Sprint relay quartet target gold despite injury setback
Singapore team still aim for gold despite Elfi injury; coach Cunha urges fans to show up
National sprints coach Luis Cunha has spent the best part of the last two months fine-tuning Singapore's 4x100m men's relay team for their gold medal tilt at the SEA Games.
Two days before the big race, a spanner was thrown into the works.
Elfi Mustapa, expected to run in today's final, pulled his hamstring during the heats of his individual 200m event on Wednesday morning.
The 27-year-old was a part of the Republic's relay teams that won silver at the 2009, 2011 and 2013 SEA Games.
But Cunha, 49, has a plan.
"I have a Plan B, a Plan C, in case something happens to our first, second runner, and so on," the Portuguese told The New Paper last night.
"We have six guys in the team and I will analyse the (condition) of all our athletes tomorrow before deciding who will run."
The other sprinters in the team are Amirudin Jamal, Calvin Kang, Lee Cheng Wei, Naqib Asmin and Gary Yeo.
Maybe it is a pre-race ploy, but Cunha, brought in by Singapore Athletics last December, claims he has not decided on the four who will run the race.
He admitted the morale of the team is affected "a little bit" by Elfi's withdrawal, but insisted "this is normal in sports".
For Yeo, the race this evening (6.35pm) is extra significant.
The relay is the only event the 2011 100m silver medallist is pencilled in for, and he wants to make up for near-misses at the last three SEA Games, which include a photo-finish loss to Indonesia in 2011.
"Gold is definitely on our minds," said the 28-year-old, who has been a part of five record-setting teams, running the second leg each time.
While sad to see Elfi miss out on the chance to race in the SEA Games in front of a home crowd, he felt the team would be able to cope.
"Of course nobody wants to be injured or see their teammates get injured, but this is sport and it sometimes happens," said Yeo.
"Morale-wise, I think we aren't that affected.
"Our team are quite strong in our reserves, and all of us have timings that are very close. So I think we will be okay."
Thailand, who have been 4x100m relay champions in 23 of the 27 SEA Games, including two years ago with a time of 39.75sec, will once again be favourites.

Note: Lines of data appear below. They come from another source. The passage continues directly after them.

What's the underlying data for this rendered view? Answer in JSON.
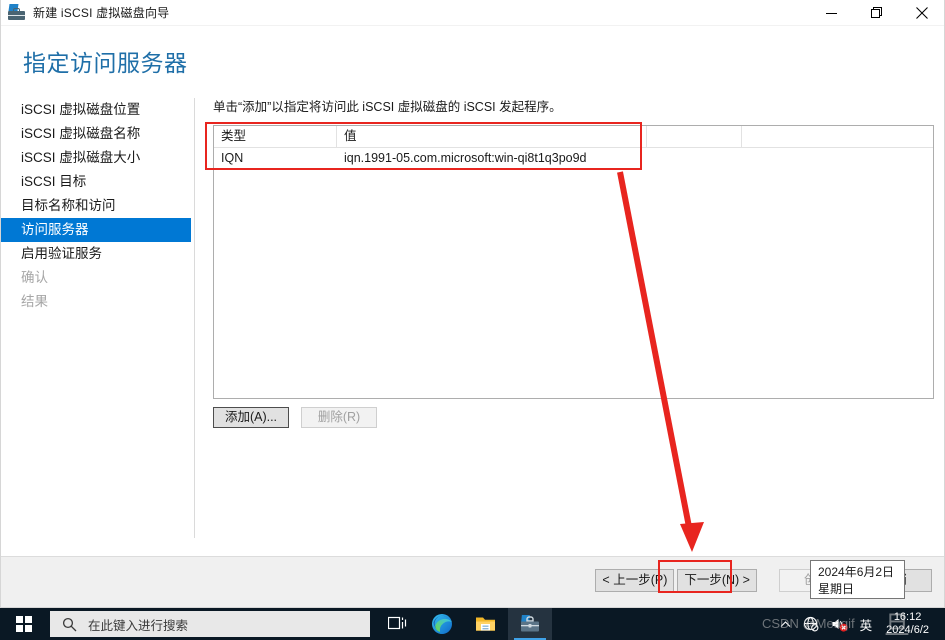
{
  "window": {
    "title": "新建 iSCSI 虚拟磁盘向导",
    "icon": "server-manager-icon",
    "minimize_label": "最小化",
    "restore_label": "还原",
    "close_label": "关闭"
  },
  "page": {
    "heading": "指定访问服务器",
    "instruction": "单击“添加”以指定将访问此 iSCSI 虚拟磁盘的 iSCSI 发起程序。"
  },
  "sidebar": {
    "items": [
      {
        "label": "iSCSI 虚拟磁盘位置",
        "state": "normal"
      },
      {
        "label": "iSCSI 虚拟磁盘名称",
        "state": "normal"
      },
      {
        "label": "iSCSI 虚拟磁盘大小",
        "state": "normal"
      },
      {
        "label": "iSCSI 目标",
        "state": "normal"
      },
      {
        "label": "目标名称和访问",
        "state": "normal"
      },
      {
        "label": "访问服务器",
        "state": "selected"
      },
      {
        "label": "启用验证服务",
        "state": "normal"
      },
      {
        "label": "确认",
        "state": "disabled"
      },
      {
        "label": "结果",
        "state": "disabled"
      }
    ]
  },
  "initiator_list": {
    "columns": [
      "类型",
      "值",
      "",
      ""
    ],
    "rows": [
      {
        "type": "IQN",
        "value": "iqn.1991-05.com.microsoft:win-qi8t1q3po9d"
      }
    ]
  },
  "list_buttons": {
    "add": "添加(A)...",
    "remove": "删除(R)"
  },
  "footer": {
    "previous": "< 上一步(P)",
    "next": "下一步(N) >",
    "create": "创建",
    "cancel": "取消"
  },
  "tooltip": {
    "date": "2024年6月2日",
    "weekday": "星期日"
  },
  "taskbar": {
    "start_label": "开始",
    "search_placeholder": "在此键入进行搜索",
    "taskview_label": "任务视图",
    "apps": [
      {
        "name": "edge-icon",
        "active": false
      },
      {
        "name": "file-explorer-icon",
        "active": false
      },
      {
        "name": "server-manager-icon",
        "active": true
      }
    ],
    "tray": {
      "overflow": "︿",
      "network": "network-offline-icon",
      "volume": "volume-muted-icon",
      "ime": "英",
      "time": "16:12",
      "date": "2024/6/2"
    }
  },
  "watermark": {
    "text": "CSDN @Meaqif"
  },
  "colors": {
    "accent": "#0078d4",
    "heading": "#1f6fa8",
    "annotation": "#e8251f",
    "taskbar": "#0a1824"
  }
}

Their top sprinter Jirapong Meenapra, who failed to retain his individual 100m and 200m titles here, will be out to finish twith at least one gold.
Indonesia, who boast 10.45sec sprinters Boby Yaspi and Iswand, the silver and bronze medallists in the men's 100m on Tuesday, are also strong contenders.
This appears the last chance for Yeo and his generation of sprinters - he was born in 1986 with Amirudin, Elfi and Lee all a year later - to end the Republic's gold-medal hoodoo at the Games.
Singapore have won silver 11 times and bronze seven, but never the gold.
Cunha hopes the fans will turn up in numbers again, like they have over the last four days of the athletics programme at the National Stadium.
"The fans enjoy seeing the athletes competing and they want the best, and the athletes themselves also want to win," he said.
"I just hope that tomorrow, on the last day, the supporters will come out once again and support the athletes and hopefully they can go on to perform their best."